If it's because you feel he should be using that money to pay Mom back, then I think that's something that's totally between Brother & Mom. If Mom wants her money back, she needs to meet with Brother at some neutral point (not when you're in the midst of holiday conflict) and tell him that she wants to be repaid and that when he spends money on nonessential stuff, it disappoints her because she feels the money should instead be going toward paying off her loan to him.

She should also probably stop making further loans, and none of the rest of you should lend him any additional money.

But that is totally up to each individual involved. Unless Mom asks you to represent her to Brother and ask for repayment, and even then I'd be hesitant, it's really not up to you or your sisters to say anything to Brother.

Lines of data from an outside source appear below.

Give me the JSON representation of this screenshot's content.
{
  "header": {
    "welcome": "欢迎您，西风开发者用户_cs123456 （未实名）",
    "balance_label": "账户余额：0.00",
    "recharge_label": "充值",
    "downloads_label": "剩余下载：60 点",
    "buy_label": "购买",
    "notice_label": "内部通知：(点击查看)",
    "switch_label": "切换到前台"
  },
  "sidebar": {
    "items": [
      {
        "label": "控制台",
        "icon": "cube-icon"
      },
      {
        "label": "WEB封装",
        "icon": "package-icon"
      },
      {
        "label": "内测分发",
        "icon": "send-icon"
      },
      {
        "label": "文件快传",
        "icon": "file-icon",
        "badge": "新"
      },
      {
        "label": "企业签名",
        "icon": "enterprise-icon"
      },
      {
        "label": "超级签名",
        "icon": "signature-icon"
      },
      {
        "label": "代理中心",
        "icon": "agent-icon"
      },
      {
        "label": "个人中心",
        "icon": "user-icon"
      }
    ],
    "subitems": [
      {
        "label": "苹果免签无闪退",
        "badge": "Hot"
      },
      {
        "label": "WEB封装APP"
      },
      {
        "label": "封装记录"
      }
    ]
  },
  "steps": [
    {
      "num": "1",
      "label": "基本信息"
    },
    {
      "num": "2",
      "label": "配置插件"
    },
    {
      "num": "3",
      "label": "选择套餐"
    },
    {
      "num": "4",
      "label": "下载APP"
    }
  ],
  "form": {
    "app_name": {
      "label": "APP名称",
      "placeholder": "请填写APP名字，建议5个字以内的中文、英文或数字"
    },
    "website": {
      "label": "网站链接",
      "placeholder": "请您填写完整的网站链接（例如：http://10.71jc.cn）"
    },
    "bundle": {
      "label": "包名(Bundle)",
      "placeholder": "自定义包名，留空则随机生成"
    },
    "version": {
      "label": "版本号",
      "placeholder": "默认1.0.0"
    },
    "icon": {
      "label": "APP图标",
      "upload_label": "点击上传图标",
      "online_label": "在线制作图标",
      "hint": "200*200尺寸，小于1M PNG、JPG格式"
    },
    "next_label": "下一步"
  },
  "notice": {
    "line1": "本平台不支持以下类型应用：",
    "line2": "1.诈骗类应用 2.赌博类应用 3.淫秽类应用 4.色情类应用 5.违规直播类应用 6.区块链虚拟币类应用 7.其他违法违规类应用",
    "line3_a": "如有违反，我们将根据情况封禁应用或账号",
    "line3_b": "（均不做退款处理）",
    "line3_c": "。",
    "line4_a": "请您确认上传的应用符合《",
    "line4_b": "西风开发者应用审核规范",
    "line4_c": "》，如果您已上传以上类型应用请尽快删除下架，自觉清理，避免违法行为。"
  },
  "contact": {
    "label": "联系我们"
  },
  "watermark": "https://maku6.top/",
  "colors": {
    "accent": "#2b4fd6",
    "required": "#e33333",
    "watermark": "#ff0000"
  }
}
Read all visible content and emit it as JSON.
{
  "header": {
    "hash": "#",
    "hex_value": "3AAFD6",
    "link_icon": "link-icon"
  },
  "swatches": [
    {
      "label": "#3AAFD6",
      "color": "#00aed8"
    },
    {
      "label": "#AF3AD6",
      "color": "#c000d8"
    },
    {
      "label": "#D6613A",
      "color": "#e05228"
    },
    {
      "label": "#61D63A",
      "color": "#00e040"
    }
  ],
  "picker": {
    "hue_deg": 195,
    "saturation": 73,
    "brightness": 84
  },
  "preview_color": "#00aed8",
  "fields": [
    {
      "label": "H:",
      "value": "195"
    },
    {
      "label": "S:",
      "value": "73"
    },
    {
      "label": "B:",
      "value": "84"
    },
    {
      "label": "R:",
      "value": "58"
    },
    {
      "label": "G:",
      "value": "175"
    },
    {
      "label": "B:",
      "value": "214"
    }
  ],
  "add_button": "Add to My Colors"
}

If he asks you or your sisters for money, then you have the right to refuse or not, just being fully aware that the chances are, based on his past behavior, you're not going to get the money back.

In either case, I agree that once the gifts were given, the only really polite thing to do is accept graciously and move on. Discussing the loan situation should be an entirely separate conversation.

Oh Joy

  • Member
  • Posts: 2068
Re: It would be rude to say "NO more presents," wouldn't it? Update #6
« Reply #13 on: December 29, 2015, 12:18:06 PM »
OP, I get your frustration - your family has financially supported your brother and his wife, and they've spent money you'd rather they didn't on gifts for you.  And I too work very delicately to keep my house from being flooded with unwanted junk at the holidays, while still exchanging gifts with loved ones.

Since you asked, I suggest separating the two concepts from each other:
1)  Your family has financially supported them, but unless there were terms to the agreement, you don't get a vote in what food they eat, what charities they support, or what gifts they give.  You can only decide whether you provide future support, and don't get a vote on others' support of them.
2)  Holiday gifts are very important acts of love for some people, so please start by acknowledging your SIL's feelings.  Your posts read to me like they got only scorn and scolding.  Both sides feel like their wishes are being ignored, but you can be the wise one to "speak their language" to initiate a conversation next year that accommodates everyone's perspectives on the may even come up with a routine or tradition that everyone truly loves.

Best wishes.


  • Member
  • Posts: 12441
  • xi
Re: It would be rude to say "NO more presents," wouldn't it? Update #6
« Reply #14 on: December 29, 2015, 12:23:24 PM »
Well, the good news is that hopefully you guys won't get any presents next year.